Robin Hood and His Merry Men (1908): Percy Stow

First film adaptation of the legend of Robin Hood; silent film

The Crusades (1935): Cecil B de Mille

The Adventures of Robin Hood (1938): Michael Curtiz

Famous film starring Errol Flynn in his most celebrated role.

Ivanhoe (1952): Richard Thorpe

Starring Elizabeth Taylor; based closely on the novel by Sir Walter Scot this film depicts an English society divided between Saxons, Normans, and Jews. Richard the Lion Heart is only mentioned as a background figure.

Richard the Lionheart (1954): David Butler

Recounts the “exploits” of Richard the Lionheart during the Third Crusade.

The Lion in Winter (1968): Anthony Harvey

The adaptation of a stage play recounting a romanticised version of the intrigues and conflicts between Henry II, Eleanor of Aquitaine and their sons, including Richard the Lionheart.

Robin and Marian (1976): Richard Lester

Starring Sean Connery and Audrey Hepburn; a film about the legend of Robin Hood which depicts the death of Richard the Lionheart at Châlus, taking up again the legend of the treasure that Richard coveted.

Robin Hood, Prince of Thieves (1991): Kevin Reynolds

Another very romanticised cinema adaptation of the legend of Robin Hood. Here, the usurper of the throne of England during the captivity of Richard is not his brother John but the Sheriff of Nottingham. Richard the Lionheart (played by Sean Connery) appears at the end, on his return from captivity. He appears as the image of the good king whose return has been long awaited.

Kingdom of Heaven (2005): Ridley Scott

This film gives an approximate and romanticised rendering of the events which led to the Third Crusade: the resumption of hostilities between the Muslims and Christians in the Holy Land, and the taking of Jerusalem by Saladin. Richard the Lionheart appears at the end of the film as he prepares to leave for the Crusade.

Robin Hood (2010): Ridley Scott

A recent re-telling of the famous legend of the outlaw of Sherwood Forest, which the director attempts to attach to specific (though not particularly relevant) historic events from the start of the 13th century. Richard the Lionheart appears at the beginning of the film as a tormented and less-than-glorious character, which has the merit of presenting him in a different light.In particular, the massacre of the prisoners at Acre during the Third Crusade and Richard’s responsibility for this are covered.

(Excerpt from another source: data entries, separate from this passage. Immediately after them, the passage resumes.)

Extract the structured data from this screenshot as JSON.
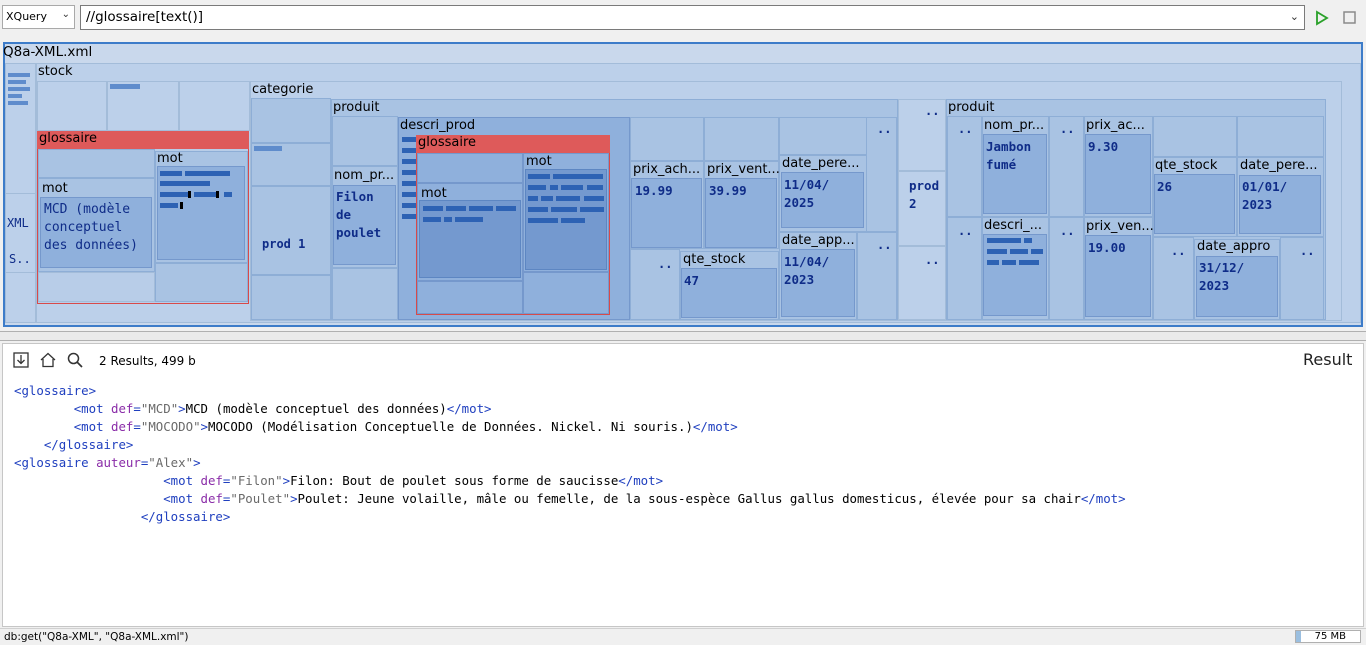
{
  "toolbar": {
    "mode": "XQuery",
    "query": "//glossaire[text()]"
  },
  "map": {
    "file": "Q8a-XML.xml",
    "stock": "stock",
    "glossaire": "glossaire",
    "mot": "mot",
    "categorie": "categorie",
    "produit": "produit",
    "descri_prod": "descri_prod",
    "nom_pr_short": "nom_pr...",
    "nom_pr_short2": "nom_pr...",
    "prix_ach": "prix_ach...",
    "prix_vent": "prix_vent...",
    "date_pere": "date_pere...",
    "date_app": "date_app...",
    "qte_stock": "qte_stock",
    "prix_ac": "prix_ac...",
    "descri_short": "descri_...",
    "prix_ven": "prix_ven...",
    "date_pere2": "date_pere...",
    "date_appro": "date_appro",
    "xml_label": "XML",
    "s_label": "S..",
    "dots": "..",
    "mcd_value": "MCD (modèle\nconceptuel\ndes données)",
    "prod1": "prod 1",
    "filon": "Filon\nde\npoulet",
    "v_1999": "19.99",
    "v_3999": "39.99",
    "v_date1": "11/04/\n2025",
    "v_qte1": "47",
    "v_date2": "11/04/\n2023",
    "prod2": "prod\n2",
    "jambon": "Jambon\nfumé",
    "v_930": "9.30",
    "v_26": "26",
    "v_date3": "01/01/\n2023",
    "v_1900": "19.00",
    "v_date4": "31/12/\n2023"
  },
  "results": {
    "count": "2 Results, 499 b",
    "title": "Result",
    "lines": [
      {
        "indent": "",
        "parts": [
          [
            "tag",
            "<glossaire>"
          ]
        ]
      },
      {
        "indent": "        ",
        "parts": [
          [
            "tag",
            "<mot "
          ],
          [
            "attr",
            "def"
          ],
          [
            "tag",
            "="
          ],
          [
            "str",
            "\"MCD\""
          ],
          [
            "tag",
            ">"
          ],
          [
            "text",
            "MCD (modèle conceptuel des données)"
          ],
          [
            "tag",
            "</mot>"
          ]
        ]
      },
      {
        "indent": "        ",
        "parts": [
          [
            "tag",
            "<mot "
          ],
          [
            "attr",
            "def"
          ],
          [
            "tag",
            "="
          ],
          [
            "str",
            "\"MOCODO\""
          ],
          [
            "tag",
            ">"
          ],
          [
            "text",
            "MOCODO (Modélisation Conceptuelle de Données. Nickel. Ni souris.)"
          ],
          [
            "tag",
            "</mot>"
          ]
        ]
      },
      {
        "indent": "    ",
        "parts": [
          [
            "tag",
            "</glossaire>"
          ]
        ]
      },
      {
        "indent": "",
        "parts": [
          [
            "tag",
            "<glossaire "
          ],
          [
            "attr",
            "auteur"
          ],
          [
            "tag",
            "="
          ],
          [
            "str",
            "\"Alex\""
          ],
          [
            "tag",
            ">"
          ]
        ]
      },
      {
        "indent": "                    ",
        "parts": [
          [
            "tag",
            "<mot "
          ],
          [
            "attr",
            "def"
          ],
          [
            "tag",
            "="
          ],
          [
            "str",
            "\"Filon\""
          ],
          [
            "tag",
            ">"
          ],
          [
            "text",
            "Filon: Bout de poulet sous forme de saucisse"
          ],
          [
            "tag",
            "</mot>"
          ]
        ]
      },
      {
        "indent": "                    ",
        "parts": [
          [
            "tag",
            "<mot "
          ],
          [
            "attr",
            "def"
          ],
          [
            "tag",
            "="
          ],
          [
            "str",
            "\"Poulet\""
          ],
          [
            "tag",
            ">"
          ],
          [
            "text",
            "Poulet: Jeune volaille, mâle ou femelle, de la sous-espèce Gallus gallus domesticus, élevée pour sa chair"
          ],
          [
            "tag",
            "</mot>"
          ]
        ]
      },
      {
        "indent": "                 ",
        "parts": [
          [
            "tag",
            "</glossaire>"
          ]
        ]
      }
    ]
  },
  "status": {
    "command": "db:get(\"Q8a-XML\", \"Q8a-XML.xml\")",
    "memory": "75 MB",
    "memory_used_fraction": 0.08
  },
  "colors": {
    "accent": "#3d7cc9",
    "highlight": "#de5a5a",
    "tag": "#1f3fbf",
    "attr": "#8a2ca8"
  }
}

His death at Châlus is shown, though rather imaginatively.